"The motion, which requests that the general public be barred from attending, specifies the parties that Amazon say should be allowed to attend the full proceeding, including witnesses and legal teams, does not explicitly mention members of the media. It describes media coverage of the union election in Staten Island as 'unprecedented'."

Seth Goldstein, the lawyer representing the Amazon Labor Union, tells the Post, "“I’ve never heard of this happening before.

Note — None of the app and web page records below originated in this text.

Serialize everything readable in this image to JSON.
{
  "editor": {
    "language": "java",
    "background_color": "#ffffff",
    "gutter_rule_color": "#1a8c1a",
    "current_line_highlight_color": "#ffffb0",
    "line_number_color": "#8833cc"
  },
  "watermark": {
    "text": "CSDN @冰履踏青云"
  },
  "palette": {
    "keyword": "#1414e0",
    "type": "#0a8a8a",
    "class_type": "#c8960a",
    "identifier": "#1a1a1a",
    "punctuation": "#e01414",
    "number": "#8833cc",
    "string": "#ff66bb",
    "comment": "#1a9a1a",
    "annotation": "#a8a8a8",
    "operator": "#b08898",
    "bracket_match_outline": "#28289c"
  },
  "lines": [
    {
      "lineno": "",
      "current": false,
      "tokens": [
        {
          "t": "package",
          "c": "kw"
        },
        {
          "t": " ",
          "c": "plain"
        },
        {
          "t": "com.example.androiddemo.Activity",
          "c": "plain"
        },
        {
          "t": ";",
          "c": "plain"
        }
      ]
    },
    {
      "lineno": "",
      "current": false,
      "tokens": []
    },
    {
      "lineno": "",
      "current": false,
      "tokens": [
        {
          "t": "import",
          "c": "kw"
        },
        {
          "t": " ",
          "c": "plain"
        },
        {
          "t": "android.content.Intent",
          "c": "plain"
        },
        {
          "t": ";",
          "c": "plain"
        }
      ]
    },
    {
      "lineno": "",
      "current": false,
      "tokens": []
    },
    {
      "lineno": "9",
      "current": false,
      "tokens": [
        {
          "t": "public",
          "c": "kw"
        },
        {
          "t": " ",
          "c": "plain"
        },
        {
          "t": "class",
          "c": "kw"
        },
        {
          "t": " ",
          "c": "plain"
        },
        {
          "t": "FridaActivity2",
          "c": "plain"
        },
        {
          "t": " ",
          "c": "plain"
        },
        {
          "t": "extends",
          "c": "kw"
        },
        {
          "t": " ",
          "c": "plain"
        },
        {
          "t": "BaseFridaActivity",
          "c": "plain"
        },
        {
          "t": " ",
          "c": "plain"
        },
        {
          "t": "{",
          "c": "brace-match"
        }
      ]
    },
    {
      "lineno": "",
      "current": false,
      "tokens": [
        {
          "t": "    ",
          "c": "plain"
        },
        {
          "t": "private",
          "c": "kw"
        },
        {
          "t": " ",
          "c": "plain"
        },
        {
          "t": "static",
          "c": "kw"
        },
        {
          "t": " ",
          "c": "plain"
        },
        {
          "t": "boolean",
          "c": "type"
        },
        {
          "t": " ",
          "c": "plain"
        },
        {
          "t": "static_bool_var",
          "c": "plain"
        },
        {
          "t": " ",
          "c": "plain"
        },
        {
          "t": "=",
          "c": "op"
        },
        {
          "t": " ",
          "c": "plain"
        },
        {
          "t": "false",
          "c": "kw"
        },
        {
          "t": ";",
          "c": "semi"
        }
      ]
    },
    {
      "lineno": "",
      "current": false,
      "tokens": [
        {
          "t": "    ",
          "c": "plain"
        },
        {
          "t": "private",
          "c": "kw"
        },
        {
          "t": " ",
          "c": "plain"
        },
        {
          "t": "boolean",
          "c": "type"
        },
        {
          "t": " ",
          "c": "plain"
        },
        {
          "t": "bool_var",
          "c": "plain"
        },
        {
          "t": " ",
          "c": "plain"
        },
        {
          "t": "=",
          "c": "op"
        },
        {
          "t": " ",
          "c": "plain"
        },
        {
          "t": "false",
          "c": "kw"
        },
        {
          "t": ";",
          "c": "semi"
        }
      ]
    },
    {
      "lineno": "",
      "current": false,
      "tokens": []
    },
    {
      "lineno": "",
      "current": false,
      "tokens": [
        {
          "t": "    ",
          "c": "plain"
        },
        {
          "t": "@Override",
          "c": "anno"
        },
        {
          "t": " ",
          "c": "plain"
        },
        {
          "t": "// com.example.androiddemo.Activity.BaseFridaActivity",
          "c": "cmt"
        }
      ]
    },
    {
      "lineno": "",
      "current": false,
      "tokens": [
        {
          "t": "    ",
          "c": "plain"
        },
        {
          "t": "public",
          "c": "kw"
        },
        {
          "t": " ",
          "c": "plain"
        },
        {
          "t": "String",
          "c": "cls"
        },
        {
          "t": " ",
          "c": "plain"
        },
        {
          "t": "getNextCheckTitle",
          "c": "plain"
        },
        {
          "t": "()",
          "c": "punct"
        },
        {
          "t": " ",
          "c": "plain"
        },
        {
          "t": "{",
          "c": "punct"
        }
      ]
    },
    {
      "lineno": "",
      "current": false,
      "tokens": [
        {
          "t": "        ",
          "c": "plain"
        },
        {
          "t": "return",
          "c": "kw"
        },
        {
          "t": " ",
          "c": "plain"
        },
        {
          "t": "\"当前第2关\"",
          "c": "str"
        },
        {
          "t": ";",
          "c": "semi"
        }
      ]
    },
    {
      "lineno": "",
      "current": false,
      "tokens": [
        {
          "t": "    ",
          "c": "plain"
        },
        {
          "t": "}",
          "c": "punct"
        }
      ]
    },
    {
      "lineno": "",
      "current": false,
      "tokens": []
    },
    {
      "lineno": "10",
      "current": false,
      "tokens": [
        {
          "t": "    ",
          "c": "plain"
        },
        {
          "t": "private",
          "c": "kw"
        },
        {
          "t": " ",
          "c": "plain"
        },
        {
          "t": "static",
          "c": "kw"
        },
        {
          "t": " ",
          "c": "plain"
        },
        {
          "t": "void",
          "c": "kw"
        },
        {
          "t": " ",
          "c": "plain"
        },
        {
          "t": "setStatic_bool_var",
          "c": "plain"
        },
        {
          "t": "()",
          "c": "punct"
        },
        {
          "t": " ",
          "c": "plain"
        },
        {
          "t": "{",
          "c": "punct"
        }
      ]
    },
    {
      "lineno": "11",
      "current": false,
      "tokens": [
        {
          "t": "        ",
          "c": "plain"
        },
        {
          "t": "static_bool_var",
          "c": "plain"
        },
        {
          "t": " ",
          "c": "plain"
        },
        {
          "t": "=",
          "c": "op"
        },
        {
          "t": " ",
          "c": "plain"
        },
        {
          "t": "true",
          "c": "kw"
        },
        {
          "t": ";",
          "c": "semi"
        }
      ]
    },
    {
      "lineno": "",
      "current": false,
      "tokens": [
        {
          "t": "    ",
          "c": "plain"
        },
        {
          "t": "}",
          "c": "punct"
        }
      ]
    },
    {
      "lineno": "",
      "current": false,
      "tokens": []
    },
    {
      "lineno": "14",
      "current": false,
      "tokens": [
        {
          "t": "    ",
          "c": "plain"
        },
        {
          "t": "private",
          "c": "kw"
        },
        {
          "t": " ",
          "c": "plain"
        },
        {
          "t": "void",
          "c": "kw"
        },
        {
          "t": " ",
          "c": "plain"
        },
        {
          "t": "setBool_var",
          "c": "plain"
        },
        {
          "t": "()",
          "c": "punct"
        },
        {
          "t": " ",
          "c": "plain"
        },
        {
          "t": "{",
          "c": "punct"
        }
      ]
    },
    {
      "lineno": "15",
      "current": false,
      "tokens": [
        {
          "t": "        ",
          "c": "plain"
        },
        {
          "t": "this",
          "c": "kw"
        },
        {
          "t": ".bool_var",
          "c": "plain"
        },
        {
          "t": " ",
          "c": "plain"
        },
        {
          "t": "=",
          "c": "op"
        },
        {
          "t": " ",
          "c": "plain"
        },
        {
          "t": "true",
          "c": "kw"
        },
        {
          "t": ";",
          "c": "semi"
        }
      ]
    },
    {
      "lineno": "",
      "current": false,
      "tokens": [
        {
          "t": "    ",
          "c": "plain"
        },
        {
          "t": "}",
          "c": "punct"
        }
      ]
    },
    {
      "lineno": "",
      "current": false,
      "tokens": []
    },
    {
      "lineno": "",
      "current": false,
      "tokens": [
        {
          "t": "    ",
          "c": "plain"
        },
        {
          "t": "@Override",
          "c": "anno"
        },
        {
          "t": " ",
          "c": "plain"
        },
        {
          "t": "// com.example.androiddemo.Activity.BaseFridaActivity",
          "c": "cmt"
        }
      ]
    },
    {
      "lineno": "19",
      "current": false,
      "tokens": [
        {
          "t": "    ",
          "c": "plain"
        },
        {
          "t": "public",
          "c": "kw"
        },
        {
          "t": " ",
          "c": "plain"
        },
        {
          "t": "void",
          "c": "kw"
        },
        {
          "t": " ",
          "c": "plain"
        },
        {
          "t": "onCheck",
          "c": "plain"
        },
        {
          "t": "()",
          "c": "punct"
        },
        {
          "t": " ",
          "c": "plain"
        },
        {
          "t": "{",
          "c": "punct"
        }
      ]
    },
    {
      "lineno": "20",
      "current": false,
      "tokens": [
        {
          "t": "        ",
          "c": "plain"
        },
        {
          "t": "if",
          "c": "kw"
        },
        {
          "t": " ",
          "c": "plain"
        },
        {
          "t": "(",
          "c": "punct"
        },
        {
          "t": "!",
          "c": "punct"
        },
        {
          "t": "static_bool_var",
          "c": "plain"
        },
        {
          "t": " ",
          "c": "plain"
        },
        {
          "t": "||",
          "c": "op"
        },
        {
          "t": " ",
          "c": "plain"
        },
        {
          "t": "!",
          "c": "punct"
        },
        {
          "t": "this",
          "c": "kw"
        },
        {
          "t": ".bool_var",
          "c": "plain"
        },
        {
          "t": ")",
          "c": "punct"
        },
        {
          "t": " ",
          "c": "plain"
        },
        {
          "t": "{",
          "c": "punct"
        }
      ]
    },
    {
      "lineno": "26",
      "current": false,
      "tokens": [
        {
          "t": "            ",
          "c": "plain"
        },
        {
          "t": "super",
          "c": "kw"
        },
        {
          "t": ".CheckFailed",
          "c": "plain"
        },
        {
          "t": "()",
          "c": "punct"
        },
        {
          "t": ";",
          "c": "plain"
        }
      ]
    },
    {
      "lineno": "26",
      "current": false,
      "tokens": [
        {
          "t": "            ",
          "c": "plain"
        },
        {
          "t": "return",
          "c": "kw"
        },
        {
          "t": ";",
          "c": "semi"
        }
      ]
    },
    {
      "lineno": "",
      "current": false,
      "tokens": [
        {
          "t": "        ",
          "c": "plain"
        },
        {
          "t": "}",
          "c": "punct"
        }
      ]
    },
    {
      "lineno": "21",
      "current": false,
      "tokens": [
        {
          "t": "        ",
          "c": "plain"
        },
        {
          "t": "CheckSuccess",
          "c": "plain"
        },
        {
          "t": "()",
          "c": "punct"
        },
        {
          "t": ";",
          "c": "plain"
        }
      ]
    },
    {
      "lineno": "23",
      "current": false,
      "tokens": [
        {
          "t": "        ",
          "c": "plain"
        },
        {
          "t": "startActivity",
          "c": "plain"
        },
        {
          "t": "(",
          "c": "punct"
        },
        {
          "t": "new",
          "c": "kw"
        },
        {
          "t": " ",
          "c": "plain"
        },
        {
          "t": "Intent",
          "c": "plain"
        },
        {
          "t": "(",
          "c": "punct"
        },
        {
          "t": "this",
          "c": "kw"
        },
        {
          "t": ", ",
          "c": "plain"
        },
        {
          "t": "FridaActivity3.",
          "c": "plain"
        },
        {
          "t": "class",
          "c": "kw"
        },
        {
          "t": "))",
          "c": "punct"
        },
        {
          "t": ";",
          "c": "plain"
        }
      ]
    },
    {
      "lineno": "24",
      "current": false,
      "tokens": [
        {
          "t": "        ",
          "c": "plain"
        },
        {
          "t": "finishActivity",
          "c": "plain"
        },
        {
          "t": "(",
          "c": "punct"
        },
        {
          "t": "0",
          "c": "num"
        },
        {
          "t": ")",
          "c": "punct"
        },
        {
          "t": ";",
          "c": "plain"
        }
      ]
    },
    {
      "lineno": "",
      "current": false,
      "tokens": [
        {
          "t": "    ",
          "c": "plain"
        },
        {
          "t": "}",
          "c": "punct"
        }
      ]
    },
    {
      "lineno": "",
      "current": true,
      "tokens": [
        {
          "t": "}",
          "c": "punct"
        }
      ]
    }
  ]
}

This is fantasy … It again shows that Amazon is out of touch with the importance of transparency so that everybody understands what is happening."

KC's View:

The irony, of course, is the the Washington Post is owned by Amazon's founder-chairman Jeff Bezos, and its slogan, displayed prominently on its front page, is "Democracy dies in darkness."

Now, let's be clear.  Bezos' Post ownership is a private investment, separate from his role at Amazon.  (And, to be fair, Bezos has been hands-off in terms of editorial coverage.)  But I'm amazed that nobody at Amazon or on its legal team realized that their legal position would contradict that of one of the nation's great newspapers, which is owned by the man who remains Amazon's public face.  The disconnect is just too easy to point out.  

Not being a union organizer nor a labor lawyer, I have no idea how the NLRB might rule on this.  And I'll concede that the use of Zoom technology complicates some of the issues, but it doesn't totally change them.

For me, I believe in transparency.  I believe that democracy dies in darkness.  I believe that, as Supreme Court Justice Louis Brandeis said, "Sunlight is the best disinfectant."  So I hope that the NLRB is able to keep this hearing public, and let the chips fall where they may.